SpaceX and other space-faring entities have always set their sights on Mars as the most viable option for colonization. Yet, with two other rocky planets in our solar system – Earth and Venus – the question arises: Why not consider Venus? The planet, once dubbed Earth’s twin sister, offers both potential benefits and daunting challenges for human settlement.
Venus: The Earth’s Twin
In bygone years, Venus was assumed to be a potential second Earth. Early speculations, prior to the use of modern space probes, imagined its surface as a warm, humid jungle, bustling with life. This perspective shifted drastically when we discovered the true nature of Venus’s atmosphere: a dense layer primarily of carbon dioxide, with ground temperatures skyrocketing up to 824 degrees Fahrenheit. The thick clouds? They’re largely composed of sulfuric acid droplets.
Despite the harsh realities, Venus presents certain advantages over Mars:
- Proximity to Earth: The minimum distance from Venus to Earth is 24 million miles, compared to Mars’s 33 million miles. Shorter travel means reduced exposure to space radiation for astronauts.
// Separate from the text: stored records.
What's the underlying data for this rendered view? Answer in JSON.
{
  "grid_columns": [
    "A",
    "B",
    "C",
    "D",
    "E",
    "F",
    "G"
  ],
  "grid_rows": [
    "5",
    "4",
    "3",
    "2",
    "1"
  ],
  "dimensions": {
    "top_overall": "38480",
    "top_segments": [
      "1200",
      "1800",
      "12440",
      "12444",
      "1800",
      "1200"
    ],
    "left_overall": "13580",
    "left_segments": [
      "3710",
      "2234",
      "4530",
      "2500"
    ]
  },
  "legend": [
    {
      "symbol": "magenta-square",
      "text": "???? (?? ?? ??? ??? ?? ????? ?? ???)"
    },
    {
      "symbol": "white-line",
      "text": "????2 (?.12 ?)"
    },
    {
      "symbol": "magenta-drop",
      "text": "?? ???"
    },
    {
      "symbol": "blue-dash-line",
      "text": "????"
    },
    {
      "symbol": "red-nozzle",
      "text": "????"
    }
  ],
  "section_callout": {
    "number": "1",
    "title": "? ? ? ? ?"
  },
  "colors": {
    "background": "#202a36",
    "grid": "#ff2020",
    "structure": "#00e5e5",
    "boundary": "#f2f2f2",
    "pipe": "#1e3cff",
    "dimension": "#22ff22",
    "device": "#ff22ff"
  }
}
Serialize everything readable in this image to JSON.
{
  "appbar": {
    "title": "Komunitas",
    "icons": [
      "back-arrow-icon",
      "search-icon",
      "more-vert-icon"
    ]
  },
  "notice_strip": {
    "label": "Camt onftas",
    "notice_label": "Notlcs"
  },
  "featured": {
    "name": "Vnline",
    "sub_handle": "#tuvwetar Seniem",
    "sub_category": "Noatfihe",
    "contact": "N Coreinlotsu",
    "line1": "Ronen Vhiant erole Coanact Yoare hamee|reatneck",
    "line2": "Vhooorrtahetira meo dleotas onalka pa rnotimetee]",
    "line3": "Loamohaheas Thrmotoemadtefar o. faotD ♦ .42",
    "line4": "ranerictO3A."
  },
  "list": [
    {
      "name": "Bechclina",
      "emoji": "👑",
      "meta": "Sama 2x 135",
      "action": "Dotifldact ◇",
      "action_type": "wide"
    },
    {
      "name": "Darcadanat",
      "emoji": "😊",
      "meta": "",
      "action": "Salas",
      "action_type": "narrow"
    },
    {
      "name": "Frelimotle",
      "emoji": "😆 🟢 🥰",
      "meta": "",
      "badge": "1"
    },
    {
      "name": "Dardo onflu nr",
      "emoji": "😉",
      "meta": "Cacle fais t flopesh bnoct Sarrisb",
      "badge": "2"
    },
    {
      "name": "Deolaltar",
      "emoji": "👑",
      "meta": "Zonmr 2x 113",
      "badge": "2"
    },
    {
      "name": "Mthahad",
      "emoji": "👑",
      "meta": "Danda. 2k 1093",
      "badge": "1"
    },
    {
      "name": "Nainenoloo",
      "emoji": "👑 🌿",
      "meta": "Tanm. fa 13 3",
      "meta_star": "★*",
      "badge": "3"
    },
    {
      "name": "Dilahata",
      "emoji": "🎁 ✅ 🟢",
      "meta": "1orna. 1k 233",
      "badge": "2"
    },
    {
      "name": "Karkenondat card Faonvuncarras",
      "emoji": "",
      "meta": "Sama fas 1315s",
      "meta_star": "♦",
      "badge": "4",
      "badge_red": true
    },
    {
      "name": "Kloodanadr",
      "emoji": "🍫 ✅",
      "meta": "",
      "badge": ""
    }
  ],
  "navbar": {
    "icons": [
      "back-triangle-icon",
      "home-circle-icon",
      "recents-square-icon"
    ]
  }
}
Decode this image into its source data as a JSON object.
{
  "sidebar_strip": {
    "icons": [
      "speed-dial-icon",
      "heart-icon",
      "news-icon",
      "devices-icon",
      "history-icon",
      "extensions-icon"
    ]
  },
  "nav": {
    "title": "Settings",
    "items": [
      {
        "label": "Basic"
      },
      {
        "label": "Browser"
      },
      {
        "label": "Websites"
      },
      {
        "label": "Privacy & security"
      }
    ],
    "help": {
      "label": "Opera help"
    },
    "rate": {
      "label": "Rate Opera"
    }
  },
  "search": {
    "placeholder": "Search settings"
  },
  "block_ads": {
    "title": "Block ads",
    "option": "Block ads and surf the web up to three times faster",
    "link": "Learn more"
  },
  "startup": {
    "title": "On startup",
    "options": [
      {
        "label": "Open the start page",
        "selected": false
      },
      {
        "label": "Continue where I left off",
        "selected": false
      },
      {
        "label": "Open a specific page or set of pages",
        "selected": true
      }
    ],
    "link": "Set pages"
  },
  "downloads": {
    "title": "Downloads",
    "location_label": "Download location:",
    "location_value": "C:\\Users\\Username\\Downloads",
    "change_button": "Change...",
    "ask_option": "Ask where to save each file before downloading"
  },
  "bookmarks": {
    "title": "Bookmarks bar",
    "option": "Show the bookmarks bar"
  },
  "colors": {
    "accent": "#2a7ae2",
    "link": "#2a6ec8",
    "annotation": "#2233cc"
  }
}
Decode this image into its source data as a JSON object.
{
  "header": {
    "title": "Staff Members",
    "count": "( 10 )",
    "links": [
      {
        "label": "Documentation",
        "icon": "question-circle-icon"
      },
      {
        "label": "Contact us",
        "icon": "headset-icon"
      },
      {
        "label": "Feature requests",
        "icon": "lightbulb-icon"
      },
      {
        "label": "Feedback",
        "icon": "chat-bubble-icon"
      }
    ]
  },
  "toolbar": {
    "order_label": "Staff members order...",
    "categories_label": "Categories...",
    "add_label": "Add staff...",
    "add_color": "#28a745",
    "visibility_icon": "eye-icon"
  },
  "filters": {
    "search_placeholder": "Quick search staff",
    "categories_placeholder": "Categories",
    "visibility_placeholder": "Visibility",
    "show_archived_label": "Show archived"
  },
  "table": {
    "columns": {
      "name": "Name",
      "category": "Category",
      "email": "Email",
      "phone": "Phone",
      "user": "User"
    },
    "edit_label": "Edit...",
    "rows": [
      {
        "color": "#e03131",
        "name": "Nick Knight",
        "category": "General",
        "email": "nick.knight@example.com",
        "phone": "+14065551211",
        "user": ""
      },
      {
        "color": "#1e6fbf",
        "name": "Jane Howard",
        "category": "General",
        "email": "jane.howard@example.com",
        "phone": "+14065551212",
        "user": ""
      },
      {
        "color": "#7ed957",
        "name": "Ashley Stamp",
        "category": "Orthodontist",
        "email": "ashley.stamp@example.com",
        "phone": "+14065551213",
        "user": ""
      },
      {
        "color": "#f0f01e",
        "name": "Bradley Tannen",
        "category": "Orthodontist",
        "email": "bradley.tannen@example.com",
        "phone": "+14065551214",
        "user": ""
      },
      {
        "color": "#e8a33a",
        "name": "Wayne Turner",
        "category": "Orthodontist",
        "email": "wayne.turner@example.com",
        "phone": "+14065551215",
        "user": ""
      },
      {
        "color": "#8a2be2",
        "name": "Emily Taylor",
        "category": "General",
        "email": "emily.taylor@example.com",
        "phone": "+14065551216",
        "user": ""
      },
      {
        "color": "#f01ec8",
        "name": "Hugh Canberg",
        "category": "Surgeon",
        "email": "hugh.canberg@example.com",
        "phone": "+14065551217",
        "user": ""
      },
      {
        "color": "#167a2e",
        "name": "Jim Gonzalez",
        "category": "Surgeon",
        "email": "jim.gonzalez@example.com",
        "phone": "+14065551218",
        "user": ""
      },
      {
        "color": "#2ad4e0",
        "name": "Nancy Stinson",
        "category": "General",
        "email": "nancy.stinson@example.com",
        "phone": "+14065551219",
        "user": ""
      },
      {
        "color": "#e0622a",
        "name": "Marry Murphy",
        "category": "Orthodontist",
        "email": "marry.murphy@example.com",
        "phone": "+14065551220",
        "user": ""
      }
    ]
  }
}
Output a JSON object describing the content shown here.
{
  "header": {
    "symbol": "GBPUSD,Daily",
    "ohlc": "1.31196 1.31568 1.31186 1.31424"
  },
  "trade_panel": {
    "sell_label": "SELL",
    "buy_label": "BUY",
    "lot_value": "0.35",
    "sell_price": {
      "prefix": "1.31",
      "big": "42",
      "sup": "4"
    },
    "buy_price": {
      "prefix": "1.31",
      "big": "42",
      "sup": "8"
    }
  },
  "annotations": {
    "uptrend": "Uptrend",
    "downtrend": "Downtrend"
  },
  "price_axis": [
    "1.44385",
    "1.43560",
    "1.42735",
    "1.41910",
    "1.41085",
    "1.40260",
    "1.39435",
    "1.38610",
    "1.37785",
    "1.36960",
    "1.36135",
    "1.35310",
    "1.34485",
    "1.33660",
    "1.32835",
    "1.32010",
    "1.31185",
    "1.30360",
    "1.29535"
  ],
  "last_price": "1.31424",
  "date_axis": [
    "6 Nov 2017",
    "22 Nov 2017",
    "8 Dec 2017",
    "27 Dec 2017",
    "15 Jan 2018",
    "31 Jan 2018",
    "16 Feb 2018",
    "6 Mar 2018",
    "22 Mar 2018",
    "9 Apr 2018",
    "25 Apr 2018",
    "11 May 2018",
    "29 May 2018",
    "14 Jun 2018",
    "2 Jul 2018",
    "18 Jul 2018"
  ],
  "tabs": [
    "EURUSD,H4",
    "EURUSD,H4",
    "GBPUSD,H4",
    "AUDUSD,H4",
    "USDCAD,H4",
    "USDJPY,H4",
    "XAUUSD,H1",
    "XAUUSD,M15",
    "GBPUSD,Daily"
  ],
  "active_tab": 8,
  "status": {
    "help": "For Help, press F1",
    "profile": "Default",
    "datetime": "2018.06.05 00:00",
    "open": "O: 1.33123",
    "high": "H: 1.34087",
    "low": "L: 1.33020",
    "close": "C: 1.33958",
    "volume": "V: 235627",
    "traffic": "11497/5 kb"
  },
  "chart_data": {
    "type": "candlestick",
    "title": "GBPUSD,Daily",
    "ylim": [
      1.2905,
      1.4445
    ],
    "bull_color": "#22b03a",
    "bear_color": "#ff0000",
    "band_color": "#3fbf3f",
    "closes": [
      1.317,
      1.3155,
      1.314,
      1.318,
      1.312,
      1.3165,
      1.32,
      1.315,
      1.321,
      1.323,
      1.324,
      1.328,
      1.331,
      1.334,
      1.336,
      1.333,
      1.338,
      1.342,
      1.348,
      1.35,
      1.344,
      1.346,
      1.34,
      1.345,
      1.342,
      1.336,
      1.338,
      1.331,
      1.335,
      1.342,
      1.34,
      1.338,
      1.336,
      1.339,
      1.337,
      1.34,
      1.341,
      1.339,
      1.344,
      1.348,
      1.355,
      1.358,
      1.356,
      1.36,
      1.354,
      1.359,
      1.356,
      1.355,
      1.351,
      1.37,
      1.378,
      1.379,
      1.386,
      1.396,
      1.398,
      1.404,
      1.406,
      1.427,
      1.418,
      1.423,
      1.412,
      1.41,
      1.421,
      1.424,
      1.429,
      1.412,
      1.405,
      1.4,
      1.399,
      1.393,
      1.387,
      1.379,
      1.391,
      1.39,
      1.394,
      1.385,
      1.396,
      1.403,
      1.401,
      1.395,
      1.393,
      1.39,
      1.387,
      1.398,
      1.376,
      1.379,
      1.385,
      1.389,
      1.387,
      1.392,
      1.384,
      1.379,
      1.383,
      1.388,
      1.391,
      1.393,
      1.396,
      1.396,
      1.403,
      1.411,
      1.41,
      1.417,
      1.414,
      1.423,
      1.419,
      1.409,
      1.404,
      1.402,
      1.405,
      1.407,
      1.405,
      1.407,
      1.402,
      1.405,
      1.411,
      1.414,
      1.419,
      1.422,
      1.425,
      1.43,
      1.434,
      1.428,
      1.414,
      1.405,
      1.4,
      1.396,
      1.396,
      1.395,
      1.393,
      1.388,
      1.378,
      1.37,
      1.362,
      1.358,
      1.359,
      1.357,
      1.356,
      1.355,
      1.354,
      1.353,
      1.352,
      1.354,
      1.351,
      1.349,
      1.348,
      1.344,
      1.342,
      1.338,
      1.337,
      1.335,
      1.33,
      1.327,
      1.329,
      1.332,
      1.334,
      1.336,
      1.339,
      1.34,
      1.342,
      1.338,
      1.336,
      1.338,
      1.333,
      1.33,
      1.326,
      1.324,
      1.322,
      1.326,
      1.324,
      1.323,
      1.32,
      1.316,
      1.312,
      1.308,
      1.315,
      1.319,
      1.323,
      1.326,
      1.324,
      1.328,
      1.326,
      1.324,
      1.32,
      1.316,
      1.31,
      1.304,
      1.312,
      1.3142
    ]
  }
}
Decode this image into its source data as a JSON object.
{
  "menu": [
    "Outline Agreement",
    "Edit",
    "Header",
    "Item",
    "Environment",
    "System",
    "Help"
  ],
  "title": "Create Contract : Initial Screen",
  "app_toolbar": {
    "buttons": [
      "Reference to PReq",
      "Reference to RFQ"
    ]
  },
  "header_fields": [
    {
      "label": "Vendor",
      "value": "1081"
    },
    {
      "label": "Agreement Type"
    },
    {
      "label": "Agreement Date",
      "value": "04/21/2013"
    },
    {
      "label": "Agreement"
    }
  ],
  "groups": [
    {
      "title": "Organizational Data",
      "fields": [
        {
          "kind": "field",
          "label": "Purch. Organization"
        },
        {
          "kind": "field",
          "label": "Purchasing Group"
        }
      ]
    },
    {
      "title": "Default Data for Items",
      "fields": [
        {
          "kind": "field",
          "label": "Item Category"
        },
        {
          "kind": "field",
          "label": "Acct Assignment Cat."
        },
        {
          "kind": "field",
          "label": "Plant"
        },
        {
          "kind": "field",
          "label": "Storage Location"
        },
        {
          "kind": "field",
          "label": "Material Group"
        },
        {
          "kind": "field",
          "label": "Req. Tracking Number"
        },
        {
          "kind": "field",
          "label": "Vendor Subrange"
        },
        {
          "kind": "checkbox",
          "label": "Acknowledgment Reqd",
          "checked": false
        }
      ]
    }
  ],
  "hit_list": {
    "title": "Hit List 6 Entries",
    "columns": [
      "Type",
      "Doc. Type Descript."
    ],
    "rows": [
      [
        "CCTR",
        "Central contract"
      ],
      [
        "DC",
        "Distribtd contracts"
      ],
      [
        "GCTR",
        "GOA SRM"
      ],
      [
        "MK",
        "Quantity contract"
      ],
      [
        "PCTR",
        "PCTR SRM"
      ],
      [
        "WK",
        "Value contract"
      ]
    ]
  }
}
- Energy Efficiency: Venus’s closer proximity to the Sun makes solar energy more potent there than on Mars.
- Atmospheric Density: Venus’s thick atmosphere offers better protection against meteorites and space radiation.
- Gravitational Similarity: With a gravitational pull 0.9 times that of Earth, Venus’s gravity is more similar to our own compared to Mars’s 0.4.
The Challenges Ahead
However, the many challenges posed by Venus might outweigh its advantages:
- Greenhouse Effect: The trapped carbon dioxide fuels an intense greenhouse effect, pushing average temperatures to about 869 degrees Fahrenheit.
- Immense Atmospheric Pressure: The pressure on Venus is about 90 times that of Earth, enough to crush most man-made probes within hours.
- Violent Storms: The planet experiences relentless storms with winds reaching speeds of up to 220 miles per hour.
- Day-Night Cycle: A single rotation on Venus takes about 116 days and 18 hours, leading to prolonged daylight and nighttime.
Innovative Solutions: Colonizing the Clouds
While colonizing the surface seems out of reach, scientists have contemplated building cities above Venus’s surface, specifically at altitudes where conditions resemble those on Earth. This concept, reminiscent of Star Wars’ Cloud City, has even gained traction with NASA researchers.
There are also speculative methods to alter Venus’s hostile conditions, like deploying large mirrors to reflect solar radiation or using hydrogen bombs to react with the atmosphere, producing graphite and water. But these ideas are hindered by resource constraints and technological limitations.
Venus, with its mix of potential benefits and significant challenges, prompts us to re-evaluate our choices for space colonization. While Mars remains the primary target, the imaginative solutions for Venus reflect our relentless quest to reach beyond our home planet.
What’s your take on colonizing Venus? Join the conversation, and explore more space-related topics with us. Stay curious, stay informed.